Distance: 10.96 Miles/17.64 Km
Time: 9.5 hours
Elevation Gain: 1665 ft/507.5 m
This morning, after a breakfast of granola and fixings, we packed up to head for our first truly challenging ascent: Colby Pass, 12,000 feet/3567 m above sea level. If you look in the picture below, just to the right of the trees on the left is a small dip. That is what we were headed to.
The ascent quickly led us up past Colby Lake for one last view.
As we arrived at the based of the ascent to pass, one thing that quickly stuck out was that there was no clear path to the top. Not to worry, assured our guides: It is there as a series of switchbacks that can be ascended.
If there was a path there, it surely did not reveal itself to my eyes.
In hiking, of course, there are only two options: go up or go back. Going back was at least three days of hiking back to a trailhead with a van that was no longer there, so the only option was to go up.
This was hard climbing, some of the hardest that I have done. It was not that I felt like I was ever in any particular danger of falling off, just that due to the steepness of the pass it was pretty much directly up from switchback to switchback. Adding 30 lbs of supplies and gear to your overall bodyweight just makes the issue that much more "invigorating".
Looking up is of no benefit either: If one is lucky one sees nothing; if one is not, one sees the heads bobbing from the climbers ahead of you. Somehow that makes it all the more depressing, seeing how far you have left to climb.
The trail never really "evened out": It was always up and up and up and an angle. My stops got more and more frequent; hauling myself forward with my hiking poles became more and more of a thing. For such a relatively short distance, this was both physically and mentally challenging.
And then - after walking and stopping and looking back at the view and giving up on looking ahead because it is terribly depressing, one looks up - and suddenly, the top is in sight.

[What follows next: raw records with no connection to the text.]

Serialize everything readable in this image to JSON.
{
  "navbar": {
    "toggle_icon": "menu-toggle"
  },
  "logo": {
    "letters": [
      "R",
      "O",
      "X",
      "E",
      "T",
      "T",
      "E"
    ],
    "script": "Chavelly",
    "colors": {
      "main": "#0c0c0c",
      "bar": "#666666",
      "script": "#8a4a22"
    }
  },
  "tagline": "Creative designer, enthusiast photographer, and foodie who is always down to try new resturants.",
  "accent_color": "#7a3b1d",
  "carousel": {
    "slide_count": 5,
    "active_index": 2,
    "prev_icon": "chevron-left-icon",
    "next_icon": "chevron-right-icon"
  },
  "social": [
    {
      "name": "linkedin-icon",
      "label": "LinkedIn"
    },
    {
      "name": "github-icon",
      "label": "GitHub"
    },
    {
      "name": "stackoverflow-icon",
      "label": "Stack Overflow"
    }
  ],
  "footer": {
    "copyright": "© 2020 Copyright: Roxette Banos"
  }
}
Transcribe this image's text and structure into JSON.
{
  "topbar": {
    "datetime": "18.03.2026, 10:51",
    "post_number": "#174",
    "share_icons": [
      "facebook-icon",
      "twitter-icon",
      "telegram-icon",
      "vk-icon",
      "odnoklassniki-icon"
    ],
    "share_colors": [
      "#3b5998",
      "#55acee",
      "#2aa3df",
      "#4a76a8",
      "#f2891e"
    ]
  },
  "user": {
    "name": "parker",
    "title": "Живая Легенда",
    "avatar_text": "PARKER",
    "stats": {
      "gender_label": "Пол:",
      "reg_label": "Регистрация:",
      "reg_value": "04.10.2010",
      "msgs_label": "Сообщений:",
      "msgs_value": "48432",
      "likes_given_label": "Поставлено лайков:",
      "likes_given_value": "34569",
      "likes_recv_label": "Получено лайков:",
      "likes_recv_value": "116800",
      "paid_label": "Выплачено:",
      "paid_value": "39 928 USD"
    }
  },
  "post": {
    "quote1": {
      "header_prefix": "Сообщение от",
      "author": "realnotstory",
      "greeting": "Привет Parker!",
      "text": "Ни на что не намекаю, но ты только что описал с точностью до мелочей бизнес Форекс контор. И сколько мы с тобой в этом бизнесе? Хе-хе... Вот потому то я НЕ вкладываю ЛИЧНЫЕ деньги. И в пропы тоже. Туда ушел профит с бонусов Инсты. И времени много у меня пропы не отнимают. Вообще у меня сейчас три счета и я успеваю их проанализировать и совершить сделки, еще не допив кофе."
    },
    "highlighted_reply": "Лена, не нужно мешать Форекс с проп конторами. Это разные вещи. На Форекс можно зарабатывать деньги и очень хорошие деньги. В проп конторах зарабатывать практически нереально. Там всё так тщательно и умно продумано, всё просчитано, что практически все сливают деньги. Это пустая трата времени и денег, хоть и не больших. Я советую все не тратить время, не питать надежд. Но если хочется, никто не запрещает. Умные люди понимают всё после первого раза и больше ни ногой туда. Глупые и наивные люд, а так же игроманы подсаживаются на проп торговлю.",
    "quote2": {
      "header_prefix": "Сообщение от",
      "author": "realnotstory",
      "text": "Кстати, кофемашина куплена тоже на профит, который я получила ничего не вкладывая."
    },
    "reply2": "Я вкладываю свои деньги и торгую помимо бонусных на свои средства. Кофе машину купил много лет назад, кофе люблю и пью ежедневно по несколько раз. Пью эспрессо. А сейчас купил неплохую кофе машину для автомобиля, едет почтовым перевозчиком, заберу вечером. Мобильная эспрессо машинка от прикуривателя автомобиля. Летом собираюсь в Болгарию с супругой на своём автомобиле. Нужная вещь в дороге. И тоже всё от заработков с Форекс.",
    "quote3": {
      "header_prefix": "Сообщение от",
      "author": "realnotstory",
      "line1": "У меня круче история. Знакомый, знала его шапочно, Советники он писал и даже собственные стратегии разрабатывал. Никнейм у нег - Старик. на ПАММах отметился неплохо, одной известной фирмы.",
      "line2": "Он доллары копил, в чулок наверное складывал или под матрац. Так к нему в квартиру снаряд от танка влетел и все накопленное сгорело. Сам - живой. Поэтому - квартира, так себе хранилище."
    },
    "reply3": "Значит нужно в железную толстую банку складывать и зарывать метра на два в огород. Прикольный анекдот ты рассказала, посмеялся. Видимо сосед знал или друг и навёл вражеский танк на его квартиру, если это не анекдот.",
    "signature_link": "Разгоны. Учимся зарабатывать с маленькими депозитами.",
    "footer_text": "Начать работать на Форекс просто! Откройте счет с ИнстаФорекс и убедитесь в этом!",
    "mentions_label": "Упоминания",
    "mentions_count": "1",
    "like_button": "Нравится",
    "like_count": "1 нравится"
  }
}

Never have I been happier.
I was midway to the top of the pass as I stumbled over. We waited as the remaining members of our team pulled themselves over the top as well, then celebrated with water and a snack.
Colby Pass, as it turns out, mattered a great deal.
For myself, Colby Pass was the first truly significant hiking challenge I met on this hike - yes, there were ascents and descents, and yes, they were challenging - but Colby Pass was the first one that had me doubting whether or not I could complete this hike, let alone scale Mt. Whitney. Standing beneath the pass, looking up at what appeared to be a solid rockfall wall with no path and being told we are going up and over, was disheartening. Actually realizing what the climb involved added nothing to my encouragement.
But I made it. And later - several times on this hike, including ascending Mt. Whitney - when I felt that I simply could not go on, I reminded myself that I had climbed Colby Pass.
If I could climb Colby Pass, I could do anything.